Click here for a PDF version of this document.THE COLLEGE OF NEW ROCHELLE
SCHOOL OF NEW RESOURCES, DC 37 CAMPUS
COM406A – Mass Communication and Society
Spring 2008, Wednesdays 6:00-9:30 PM
Professor Jen Heuson
This seminar examines the interrelationship between media and the current social and political environment. Class discussions focus on the attitudes and values of a medium (film, television, radio and print), the content and style of information presented through particular media, and the impact of each media upon family, religion, education and political-economic institutions. Topics to be covered are: the power of the media to change values and attitudes, reinforce stereotypes, and mold public opinion; media as a mass market tool; commercial vs. alternative media; ethics of production; censorship; media as a political tool; bias in news; and future developments in communication (cable TV, federal subsidies). A Life Arts Project is required.
- Compare and contrast communication types, emphasizing the techniques and purposes specific to mass communications. Identify how communication systems impact society.
- Identify media important to information societies. Define “mass media” and outline its impact upon cultural values, political-economic institutions and social organization.
- Understand foundational media theories. Analyze the relationship between a medium and its message, and identify media techniques used to inform, to persuade and to entertain.
- Outline the primary activities of media organizations, and understand their industrial structure. Evaluate the roles of media watchdogs and regulatory agencies upon media.
- Investigate ethical issues relevant to mass communications and public opinion.
- Analyze readings, media samples and course lectures through weekly online assignments.
- Draft a written evaluation of a public service campaign, examining its rhetorical devices.
- Create a public service campaign integrating mass media and persuasion techniques.
- Students are expected to finish ALL required reading and assignments. Students will complete weekly journal assignments online at: http://mcrochelle.blogspot.com/.
- Students are expected to complete AND to present a Life Arts Project and a campaign analysis. All written work must be in proper APA style with an annotated bibliography.
- Students are required to attend and to participate fully in every seminar. Arriving late and leaving early will count against your final participation grade.
- Students are expected to attend all field trips, guest lectures and film screenings.

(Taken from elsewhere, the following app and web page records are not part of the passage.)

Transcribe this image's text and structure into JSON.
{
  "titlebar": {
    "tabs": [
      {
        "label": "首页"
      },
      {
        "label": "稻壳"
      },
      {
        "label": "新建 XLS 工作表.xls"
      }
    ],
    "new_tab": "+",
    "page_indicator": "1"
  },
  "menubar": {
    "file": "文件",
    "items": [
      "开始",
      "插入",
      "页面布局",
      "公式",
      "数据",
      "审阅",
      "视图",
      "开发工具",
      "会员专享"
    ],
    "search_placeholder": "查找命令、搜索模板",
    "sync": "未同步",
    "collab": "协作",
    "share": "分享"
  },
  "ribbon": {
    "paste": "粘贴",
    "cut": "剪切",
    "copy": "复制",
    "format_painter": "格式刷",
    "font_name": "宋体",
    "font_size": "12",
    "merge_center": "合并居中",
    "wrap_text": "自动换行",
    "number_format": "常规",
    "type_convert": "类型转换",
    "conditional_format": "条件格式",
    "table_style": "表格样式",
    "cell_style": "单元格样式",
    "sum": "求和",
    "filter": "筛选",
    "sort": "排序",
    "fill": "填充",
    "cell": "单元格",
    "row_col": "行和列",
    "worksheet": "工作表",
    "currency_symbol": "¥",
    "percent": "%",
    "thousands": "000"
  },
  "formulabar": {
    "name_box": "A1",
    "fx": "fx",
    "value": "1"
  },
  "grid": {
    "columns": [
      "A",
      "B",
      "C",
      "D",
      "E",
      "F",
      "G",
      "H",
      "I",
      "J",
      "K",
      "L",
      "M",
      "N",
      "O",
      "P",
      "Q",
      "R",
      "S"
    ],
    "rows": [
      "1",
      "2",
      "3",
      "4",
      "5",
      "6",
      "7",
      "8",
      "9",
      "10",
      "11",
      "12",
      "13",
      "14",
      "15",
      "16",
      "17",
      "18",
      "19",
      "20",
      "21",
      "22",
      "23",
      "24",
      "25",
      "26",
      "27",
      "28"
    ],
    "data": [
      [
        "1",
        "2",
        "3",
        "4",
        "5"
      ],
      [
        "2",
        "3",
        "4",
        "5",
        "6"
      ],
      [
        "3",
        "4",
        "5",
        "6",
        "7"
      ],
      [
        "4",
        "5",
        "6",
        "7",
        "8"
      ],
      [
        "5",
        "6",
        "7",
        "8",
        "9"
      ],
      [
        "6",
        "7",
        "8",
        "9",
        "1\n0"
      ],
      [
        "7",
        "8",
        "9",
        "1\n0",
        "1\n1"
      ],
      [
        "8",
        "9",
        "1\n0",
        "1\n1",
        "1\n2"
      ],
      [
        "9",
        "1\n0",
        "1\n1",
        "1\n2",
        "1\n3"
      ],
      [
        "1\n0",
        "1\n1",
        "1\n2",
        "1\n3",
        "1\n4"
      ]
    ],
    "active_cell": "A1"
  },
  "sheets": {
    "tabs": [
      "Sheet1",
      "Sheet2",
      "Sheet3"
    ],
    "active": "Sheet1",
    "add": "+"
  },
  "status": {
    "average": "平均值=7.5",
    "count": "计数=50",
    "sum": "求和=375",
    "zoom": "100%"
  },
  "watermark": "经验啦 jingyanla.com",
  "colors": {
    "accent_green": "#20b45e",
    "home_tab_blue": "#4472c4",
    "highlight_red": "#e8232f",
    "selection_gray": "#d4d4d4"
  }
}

Chomsky, N. (2002). Media control: The spectacular achievements of propaganda. (2nd ed.). New York: Seven Stories Press.
Additional Required ReadingAll required articles will be available to students either online (through our course blog) or at the DC37 Campus library. For more details on required readings, please see the complete bibliography here. Articles can also be found in one of the following readers:
- Durham, M. G. & Kellner, D. M. (Eds.). (2001). Media and cultural studies: Keyworks. Oxford: Blackwell.
- Marris, P. & Thornham, S. (Eds.). (2000). Media studies: A reader. New York: NYU Press.
- O’Sullivan, T. & Jewkes, Y. (Eds.). (1997). The media studies reader. New York: Arnold.
Weekly Online Journals 20%, Campaign Analysis 20%, Life Arts Project 40%, Life Arts Project Presentation 10%, Class Participation/Attendance 10%
- Late assignments will be downgraded. The LAP will not be accepted late.
- The final presentation cannot be rescheduled. Students MUST attend to pass this class.
- Students who miss a class will be expected to complete the reading and view material screened for that week. Students will be allowed two excused absences. Each additional absence will result in a grade reduction of one letter regardless of reason.
- Students who do not attend field trips, guest lectures or film screenings will be counted absent. Missing such events will count toward the allotted two absences.
- Students are expected to be in the classroom when class begins, at the top of the hour, and to stay for the entire period. Students who leave early will be counted absent.
- The use of cellular phones is prohibited in class.